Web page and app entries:
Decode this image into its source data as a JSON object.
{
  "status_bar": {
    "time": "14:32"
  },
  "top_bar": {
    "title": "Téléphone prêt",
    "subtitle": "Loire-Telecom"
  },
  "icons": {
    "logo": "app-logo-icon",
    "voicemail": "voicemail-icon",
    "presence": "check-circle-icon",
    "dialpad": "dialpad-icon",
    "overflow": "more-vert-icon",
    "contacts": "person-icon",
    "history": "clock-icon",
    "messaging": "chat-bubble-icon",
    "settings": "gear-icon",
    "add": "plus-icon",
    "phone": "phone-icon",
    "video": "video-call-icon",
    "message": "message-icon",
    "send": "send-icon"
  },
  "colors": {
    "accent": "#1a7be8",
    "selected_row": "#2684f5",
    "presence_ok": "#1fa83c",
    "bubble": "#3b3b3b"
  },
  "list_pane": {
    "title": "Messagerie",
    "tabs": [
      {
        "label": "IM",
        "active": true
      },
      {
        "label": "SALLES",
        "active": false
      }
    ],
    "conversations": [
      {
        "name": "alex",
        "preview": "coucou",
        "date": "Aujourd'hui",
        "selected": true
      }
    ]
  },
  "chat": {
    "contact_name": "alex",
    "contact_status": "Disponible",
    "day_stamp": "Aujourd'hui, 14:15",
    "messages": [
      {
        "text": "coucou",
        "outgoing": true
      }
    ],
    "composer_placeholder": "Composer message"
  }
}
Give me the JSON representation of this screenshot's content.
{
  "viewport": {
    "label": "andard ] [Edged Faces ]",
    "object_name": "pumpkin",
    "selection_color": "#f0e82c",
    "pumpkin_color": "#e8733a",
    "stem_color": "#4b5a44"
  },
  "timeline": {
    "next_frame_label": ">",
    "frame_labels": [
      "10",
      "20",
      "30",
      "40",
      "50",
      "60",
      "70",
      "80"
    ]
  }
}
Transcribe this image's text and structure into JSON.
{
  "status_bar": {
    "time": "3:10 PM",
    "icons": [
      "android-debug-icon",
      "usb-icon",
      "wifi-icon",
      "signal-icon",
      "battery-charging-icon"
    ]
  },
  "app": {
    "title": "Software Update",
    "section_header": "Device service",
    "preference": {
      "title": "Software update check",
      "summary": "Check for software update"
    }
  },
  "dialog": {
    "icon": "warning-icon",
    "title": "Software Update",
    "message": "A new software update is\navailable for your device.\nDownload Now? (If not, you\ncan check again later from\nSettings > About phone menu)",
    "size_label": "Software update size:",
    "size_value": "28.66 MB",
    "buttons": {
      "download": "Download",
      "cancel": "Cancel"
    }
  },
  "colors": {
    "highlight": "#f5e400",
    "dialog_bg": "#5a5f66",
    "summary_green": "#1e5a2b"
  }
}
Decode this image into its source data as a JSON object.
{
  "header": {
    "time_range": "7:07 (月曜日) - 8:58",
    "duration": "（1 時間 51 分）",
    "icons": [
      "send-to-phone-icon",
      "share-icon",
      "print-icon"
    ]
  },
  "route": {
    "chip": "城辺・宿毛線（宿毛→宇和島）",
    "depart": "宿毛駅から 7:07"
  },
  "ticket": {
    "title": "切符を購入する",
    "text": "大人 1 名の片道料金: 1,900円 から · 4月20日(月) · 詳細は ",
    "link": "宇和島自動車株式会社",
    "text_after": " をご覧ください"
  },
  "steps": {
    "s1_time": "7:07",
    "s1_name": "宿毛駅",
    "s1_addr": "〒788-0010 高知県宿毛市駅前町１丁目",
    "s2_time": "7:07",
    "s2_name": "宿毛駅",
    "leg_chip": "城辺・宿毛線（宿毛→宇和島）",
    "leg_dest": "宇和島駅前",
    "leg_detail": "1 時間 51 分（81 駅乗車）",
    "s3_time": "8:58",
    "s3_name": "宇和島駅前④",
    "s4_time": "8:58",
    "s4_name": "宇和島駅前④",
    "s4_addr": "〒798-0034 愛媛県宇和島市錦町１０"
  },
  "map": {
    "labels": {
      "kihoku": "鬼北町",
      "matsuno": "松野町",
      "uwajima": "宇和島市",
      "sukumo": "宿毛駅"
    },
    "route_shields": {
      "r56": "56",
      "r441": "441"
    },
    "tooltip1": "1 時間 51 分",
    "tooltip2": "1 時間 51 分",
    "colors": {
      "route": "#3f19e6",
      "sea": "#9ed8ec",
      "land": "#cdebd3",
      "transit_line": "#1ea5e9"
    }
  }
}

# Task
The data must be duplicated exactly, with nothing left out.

# Response box
Decode this image into its source data as a JSON object.
{
  "status_bar": {
    "time": "14:32"
  },
  "top_bar": {
    "title": "Téléphone prêt",
    "subtitle": "Loire-Telecom"
  },
  "icons": {
    "logo": "app-logo-icon",
    "voicemail": "voicemail-icon",
    "presence": "check-circle-icon",
    "dialpad": "dialpad-icon",
    "overflow": "more-vert-icon",
    "contacts": "person-icon",
    "history": "clock-icon",
    "messaging": "chat-bubble-icon",
    "settings": "gear-icon",
    "add": "plus-icon",
    "phone": "phone-icon",
    "video": "video-call-icon",
    "message": "message-icon",
    "send": "send-icon"
  },
  "colors": {
    "accent": "#1a7be8",
    "selected_row": "#2684f5",
    "presence_ok": "#1fa83c",
    "bubble": "#3b3b3b"
  },
  "list_pane": {
    "title": "Messagerie",
    "tabs": [
      {
        "label": "IM",
        "active": true
      },
      {
        "label": "SALLES",
        "active": false
      }
    ],
    "conversations": [
      {
        "name": "alex",
        "preview": "coucou",
        "date": "Aujourd'hui",
        "selected": true
      }
    ]
  },
  "chat": {
    "contact_name": "alex",
    "contact_status": "Disponible",
    "day_stamp": "Aujourd'hui, 14:15",
    "messages": [
      {
        "text": "coucou",
        "outgoing": true
      }
    ],
    "composer_placeholder": "Composer message"
  }
}
Give me the JSON representation of this screenshot's content.
{
  "viewport": {
    "label": "andard ] [Edged Faces ]",
    "object_name": "pumpkin",
    "selection_color": "#f0e82c",
    "pumpkin_color": "#e8733a",
    "stem_color": "#4b5a44"
  },
  "timeline": {
    "next_frame_label": ">",
    "frame_labels": [
      "10",
      "20",
      "30",
      "40",
      "50",
      "60",
      "70",
      "80"
    ]
  }
}
Transcribe this image's text and structure into JSON.
{
  "status_bar": {
    "time": "3:10 PM",
    "icons": [
      "android-debug-icon",
      "usb-icon",
      "wifi-icon",
      "signal-icon",
      "battery-charging-icon"
    ]
  },
  "app": {
    "title": "Software Update",
    "section_header": "Device service",
    "preference": {
      "title": "Software update check",
      "summary": "Check for software update"
    }
  },
  "dialog": {
    "icon": "warning-icon",
    "title": "Software Update",
    "message": "A new software update is\navailable for your device.\nDownload Now? (If not, you\ncan check again later from\nSettings > About phone menu)",
    "size_label": "Software update size:",
    "size_value": "28.66 MB",
    "buttons": {
      "download": "Download",
      "cancel": "Cancel"
    }
  },
  "colors": {
    "highlight": "#f5e400",
    "dialog_bg": "#5a5f66",
    "summary_green": "#1e5a2b"
  }
}
Decode this image into its source data as a JSON object.
{
  "header": {
    "time_range": "7:07 (月曜日) - 8:58",
    "duration": "（1 時間 51 分）",
    "icons": [
      "send-to-phone-icon",
      "share-icon",
      "print-icon"
    ]
  },
  "route": {
    "chip": "城辺・宿毛線（宿毛→宇和島）",
    "depart": "宿毛駅から 7:07"
  },
  "ticket": {
    "title": "切符を購入する",
    "text": "大人 1 名の片道料金: 1,900円 から · 4月20日(月) · 詳細は ",
    "link": "宇和島自動車株式会社",
    "text_after": " をご覧ください"
  },
  "steps": {
    "s1_time": "7:07",
    "s1_name": "宿毛駅",
    "s1_addr": "〒788-0010 高知県宿毛市駅前町１丁目",
    "s2_time": "7:07",
    "s2_name": "宿毛駅",
    "leg_chip": "城辺・宿毛線（宿毛→宇和島）",
    "leg_dest": "宇和島駅前",
    "leg_detail": "1 時間 51 分（81 駅乗車）",
    "s3_time": "8:58",
    "s3_name": "宇和島駅前④",
    "s4_time": "8:58",
    "s4_name": "宇和島駅前④",
    "s4_addr": "〒798-0034 愛媛県宇和島市錦町１０"
  },
  "map": {
    "labels": {
      "kihoku": "鬼北町",
      "matsuno": "松野町",
      "uwajima": "宇和島市",
      "sukumo": "宿毛駅"
    },
    "route_shields": {
      "r56": "56",
      "r441": "441"
    },
    "tooltip1": "1 時間 51 分",
    "tooltip2": "1 時間 51 分",
    "colors": {
      "route": "#3f19e6",
      "sea": "#9ed8ec",
      "land": "#cdebd3",
      "transit_line": "#1ea5e9"
    }
  }
}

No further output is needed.